Yes, as long as everyone’s treated with respect and there’s a harmonious relationship between athletes, crew members, and the audience. Pro wrestling has given me the platform to share my advocacy for LGBTQIA+ rights and share my story that can hopefully inspire others to come out, be true to themselves, and be proud of who they really are.
Do you think it would’ve been easy for another athlete in another sport to be openly gay?
It depends on a few factors such as their upbringing, the environment they live in, their support system, and their own perception. If these factors have already resulted in a negative impression or impact on a gay person, then it might be difficult for them to be openly gay in pretty much anything. However, if their will and faith are strong enough to withstand all the adversities in life, they should be able to power through it all and live life the way they truly want to.
Do you think being open about one’s sexuality matters in sports? Do you believe it makes any difference for LGBTQIA+ athletes?
Yes, it does matter because it’s a sign of respect and equality, and it makes a huge difference in our profession whether as an athlete or as a police officer or as a government official. There’s nothing more we want than to be accepted and be treated as equals.
How would you rate Philippine society when it comes to accepting the LGBTQIA+ community?

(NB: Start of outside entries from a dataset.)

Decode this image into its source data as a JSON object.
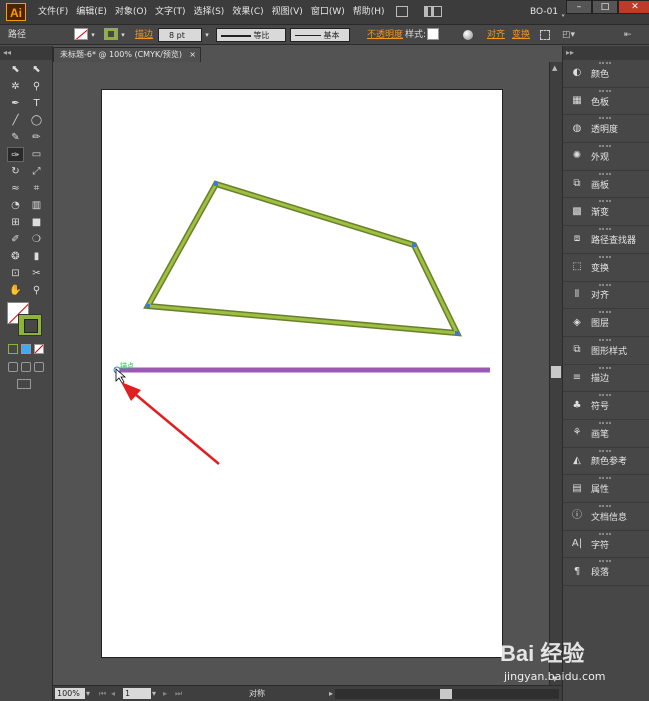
{
  "menubar": {
    "logo": "Ai",
    "menus": [
      "文件(F)",
      "编辑(E)",
      "对象(O)",
      "文字(T)",
      "选择(S)",
      "效果(C)",
      "视图(V)",
      "窗口(W)",
      "帮助(H)"
    ],
    "workspace": "BO-01 ˬ"
  },
  "controlbar": {
    "label": "路径",
    "stroke_label": "描边",
    "stroke_weight": "8 pt",
    "profile1": "等比",
    "profile2": "基本",
    "opacity_link": "不透明度",
    "style_label": "样式:",
    "align_link": "对齐",
    "transform_link": "变换"
  },
  "document": {
    "tab_title": "未标题-6* @ 100% (CMYK/预览)",
    "close": "×"
  },
  "statusbar": {
    "zoom": "100%",
    "page": "1",
    "status": "对称"
  },
  "tools": [
    [
      "selection-tool",
      "direct-selection-tool"
    ],
    [
      "magic-wand-tool",
      "lasso-tool"
    ],
    [
      "pen-tool",
      "type-tool"
    ],
    [
      "line-tool",
      "ellipse-tool"
    ],
    [
      "paintbrush-tool",
      "pencil-tool"
    ],
    [
      "blob-brush-tool",
      "eraser-tool"
    ],
    [
      "rotate-tool",
      "scale-tool"
    ],
    [
      "width-tool",
      "free-transform-tool"
    ],
    [
      "shape-builder-tool",
      "perspective-grid-tool"
    ],
    [
      "mesh-tool",
      "gradient-tool"
    ],
    [
      "eyedropper-tool",
      "blend-tool"
    ],
    [
      "symbol-sprayer-tool",
      "column-graph-tool"
    ],
    [
      "artboard-tool",
      "slice-tool"
    ],
    [
      "hand-tool",
      "zoom-tool"
    ]
  ],
  "tool_glyphs": [
    [
      "⬉",
      "⬉"
    ],
    [
      "✲",
      "⚲"
    ],
    [
      "✒",
      "T"
    ],
    [
      "╱",
      "◯"
    ],
    [
      "✎",
      "✏"
    ],
    [
      "✑",
      "▭"
    ],
    [
      "↻",
      "⤢"
    ],
    [
      "≈",
      "⌗"
    ],
    [
      "◔",
      "▥"
    ],
    [
      "⊞",
      "■"
    ],
    [
      "✐",
      "❍"
    ],
    [
      "❂",
      "▮"
    ],
    [
      "⊡",
      "✂"
    ],
    [
      "✋",
      "⚲"
    ]
  ],
  "colors": {
    "stroke_green": "#8db33a",
    "line_purple": "#9b59b6",
    "arrow_red": "#e02020",
    "panel_bg": "#474747",
    "accent_orange": "#f7941d"
  },
  "panels": [
    {
      "label": "颜色",
      "icon": "color-icon",
      "glyph": "◐"
    },
    {
      "label": "色板",
      "icon": "swatches-icon",
      "glyph": "▦"
    },
    {
      "label": "透明度",
      "icon": "transparency-icon",
      "glyph": "◍"
    },
    {
      "label": "外观",
      "icon": "appearance-icon",
      "glyph": "✺"
    },
    {
      "label": "画板",
      "icon": "artboards-icon",
      "glyph": "⧉"
    },
    {
      "label": "渐变",
      "icon": "gradient-icon",
      "glyph": "▩"
    },
    {
      "label": "路径查找器",
      "icon": "pathfinder-icon",
      "glyph": "⧈"
    },
    {
      "label": "变换",
      "icon": "transform-icon",
      "glyph": "⬚"
    },
    {
      "label": "对齐",
      "icon": "align-icon",
      "glyph": "⫴"
    },
    {
      "label": "图层",
      "icon": "layers-icon",
      "glyph": "◈"
    },
    {
      "label": "图形样式",
      "icon": "graphic-styles-icon",
      "glyph": "⧉"
    },
    {
      "label": "描边",
      "icon": "stroke-icon",
      "glyph": "≡"
    },
    {
      "label": "符号",
      "icon": "symbols-icon",
      "glyph": "♣"
    },
    {
      "label": "画笔",
      "icon": "brushes-icon",
      "glyph": "⚘"
    },
    {
      "label": "颜色参考",
      "icon": "color-guide-icon",
      "glyph": "◭"
    },
    {
      "label": "属性",
      "icon": "attributes-icon",
      "glyph": "▤"
    },
    {
      "label": "文档信息",
      "icon": "document-info-icon",
      "glyph": "ⓘ"
    },
    {
      "label": "字符",
      "icon": "character-icon",
      "glyph": "A|"
    },
    {
      "label": "段落",
      "icon": "paragraph-icon",
      "glyph": "¶"
    }
  ],
  "watermark": {
    "logo": "Bai 经验",
    "url": "jingyan.baidu.com"
  }
}
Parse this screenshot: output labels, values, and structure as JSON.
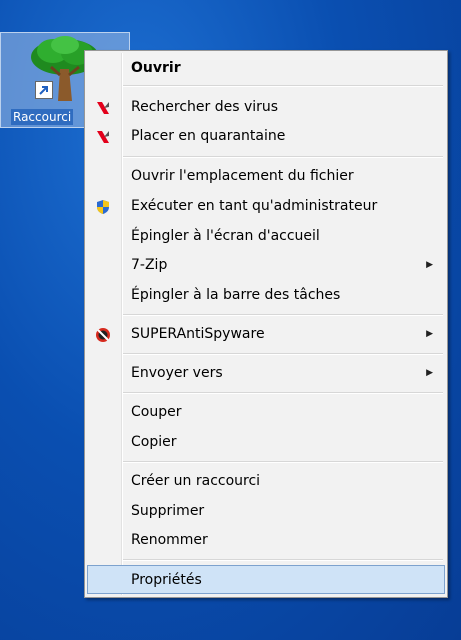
{
  "desktop": {
    "icon_label": "Raccourci"
  },
  "menu": {
    "items": [
      {
        "label": "Ouvrir"
      },
      {
        "label": "Rechercher des virus"
      },
      {
        "label": "Placer en quarantaine"
      },
      {
        "label": "Ouvrir l'emplacement du fichier"
      },
      {
        "label": "Exécuter en tant qu'administrateur"
      },
      {
        "label": "Épingler à l'écran d'accueil"
      },
      {
        "label": "7-Zip"
      },
      {
        "label": "Épingler à la barre des tâches"
      },
      {
        "label": "SUPERAntiSpyware"
      },
      {
        "label": "Envoyer vers"
      },
      {
        "label": "Couper"
      },
      {
        "label": "Copier"
      },
      {
        "label": "Créer un raccourci"
      },
      {
        "label": "Supprimer"
      },
      {
        "label": "Renommer"
      },
      {
        "label": "Propriétés"
      }
    ],
    "submenu_arrow": "▶"
  },
  "colors": {
    "desktop_bg": "#0a4fb1",
    "menu_bg": "#f2f2f2",
    "hover_bg": "#cfe3f7",
    "kaspersky_red": "#e3001b"
  }
}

Our society is still not as accepting of the LGBTQIA+ community as some Western countries are. The fight for gay rights is still on. However, I can say that we have already gone a long way. We now have a transgender congresswoman, transgender police officers, gay TV hosts/actors, bisexual government officials, and the list goes on. We didn’t have them in the past, but now we do and they are all making headlines in their respective field of expertise.
How do you deal with discrimination?
I defend myself as much as I can, especially when I know I’m right. I don’t let anyone look down on me and while I’m at it, I also try to make the other party understand where I’m coming from and the impact of discrimination in our society.
What do you think sports, whether local or international, still needs to do in order to be more inclusive?
They have to be more open to cultural, gender, and sexual diversity, promote equality, and cultivate healthy competition.
What do you think fans still need to do in order to be more inclusive?
They also have to be open to cultural, gender, and sexual diversity.
How do you think people should concretely support an LGBTQIA+ athlete?
Just respect and appreciate what an LGBTQIA+ athlete can really do. Give them a chance and I’m sure you’ll be surprised by their capabilities. We are just like the rest—athletic human beings.
What would you tell your fellow gay athletes going through any struggles?
Be true to yourself. Love yourself. Dream big and work smart. Use your struggles to fuel your success and sprinkle it with passion and enthusiasm. Pay it forward.